Wednesday, May 30, 2007

Tax Freedom Day

Calm down everybody. We have not reached it yet. The Americans have, on April 30. Of course, this is average calculation. There are states and cities in the US where tax freedom day is almost as late as it is here and others where it is around early March.

What of Britain? This year it will, once again, fall on June 1 as analyzed by the Adam Smith Institute. You realize what that means, don't you?
The Treasury now takes over 40% of the National Income in taxes – income tax, VAT, capital taxes, company taxes, inheritance taxes, and all the rest. That is 152 days’ worth of the average taxpayer’s annual wages.
Any Conservatives out there who might think there is something wrong with that? Something morally as well as economically wrong?
The tax burden is also a postcode lottery. Taxpayers in Wales work eight days less for the tax-collectors than the national average (until 23 May), but Northern Ireland residents have to work much longer (until 5 June). Taxpayers in England are spot on the national average (1 June) while those in Scotland enjoy their tax freedom earlier (26 May).

There are significant variations within England, too. Lightest taxed are Eastern England and Yorkshire & Humberside, with a Tax Freedom Day of 24 May, and the North East, on 29 May. The West Midlands is relatively lucky with a date of 31 May, while the North-West and South-West taxpayers have to work a day more, until 1 June. Highest taxed are the South-East (3 June) and London (5 June).
Well, that has made me feel a lot better.
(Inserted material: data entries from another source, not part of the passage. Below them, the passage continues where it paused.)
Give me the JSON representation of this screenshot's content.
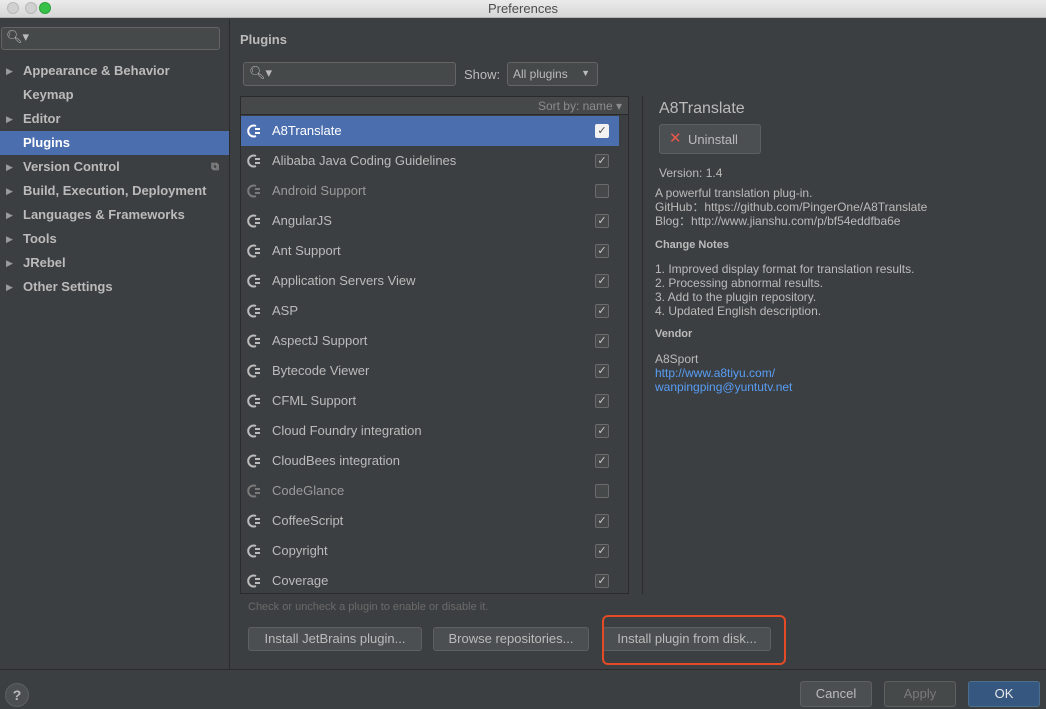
{
  "window": {
    "title": "Preferences"
  },
  "sidebar": {
    "search_icon": "search-icon",
    "items": [
      {
        "label": "Appearance & Behavior",
        "expandable": true
      },
      {
        "label": "Keymap",
        "expandable": false
      },
      {
        "label": "Editor",
        "expandable": true
      },
      {
        "label": "Plugins",
        "expandable": false,
        "selected": true
      },
      {
        "label": "Version Control",
        "expandable": true,
        "project_icon": true
      },
      {
        "label": "Build, Execution, Deployment",
        "expandable": true
      },
      {
        "label": "Languages & Frameworks",
        "expandable": true
      },
      {
        "label": "Tools",
        "expandable": true
      },
      {
        "label": "JRebel",
        "expandable": true
      },
      {
        "label": "Other Settings",
        "expandable": true
      }
    ]
  },
  "main": {
    "section_title": "Plugins",
    "show_label": "Show:",
    "show_value": "All plugins",
    "sort_label": "Sort by: name ▾",
    "plugins": [
      {
        "name": "A8Translate",
        "checked": true,
        "selected": true
      },
      {
        "name": "Alibaba Java Coding Guidelines",
        "checked": true
      },
      {
        "name": "Android Support",
        "checked": false
      },
      {
        "name": "AngularJS",
        "checked": true
      },
      {
        "name": "Ant Support",
        "checked": true
      },
      {
        "name": "Application Servers View",
        "checked": true
      },
      {
        "name": "ASP",
        "checked": true
      },
      {
        "name": "AspectJ Support",
        "checked": true
      },
      {
        "name": "Bytecode Viewer",
        "checked": true
      },
      {
        "name": "CFML Support",
        "checked": true
      },
      {
        "name": "Cloud Foundry integration",
        "checked": true
      },
      {
        "name": "CloudBees integration",
        "checked": true
      },
      {
        "name": "CodeGlance",
        "checked": false
      },
      {
        "name": "CoffeeScript",
        "checked": true
      },
      {
        "name": "Copyright",
        "checked": true
      },
      {
        "name": "Coverage",
        "checked": true
      }
    ],
    "hint": "Check or uncheck a plugin to enable or disable it.",
    "buttons": {
      "install_jetbrains": "Install JetBrains plugin...",
      "browse": "Browse repositories...",
      "install_disk": "Install plugin from disk..."
    }
  },
  "detail": {
    "name": "A8Translate",
    "uninstall_label": "Uninstall",
    "version": "Version: 1.4",
    "description": [
      "A powerful translation plug-in.",
      "GitHub：https://github.com/PingerOne/A8Translate",
      "Blog：http://www.jianshu.com/p/bf54eddfba6e"
    ],
    "change_notes_heading": "Change Notes",
    "change_notes": [
      "1. Improved display format for translation results.",
      "2. Processing abnormal results.",
      "3. Add to the plugin repository.",
      "4. Updated English description."
    ],
    "vendor_heading": "Vendor",
    "vendor_name": "A8Sport",
    "vendor_url": "http://www.a8tiyu.com/",
    "vendor_email": "wanpingping@yuntutv.net"
  },
  "footer": {
    "help": "?",
    "cancel": "Cancel",
    "apply": "Apply",
    "ok": "OK"
  },
  "colors": {
    "selection": "#4b6eaf",
    "highlight_box": "#e24b26",
    "link": "#589df6"
  }
}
No comments:

Post a Comment

Note: only a member of this blog may post a comment.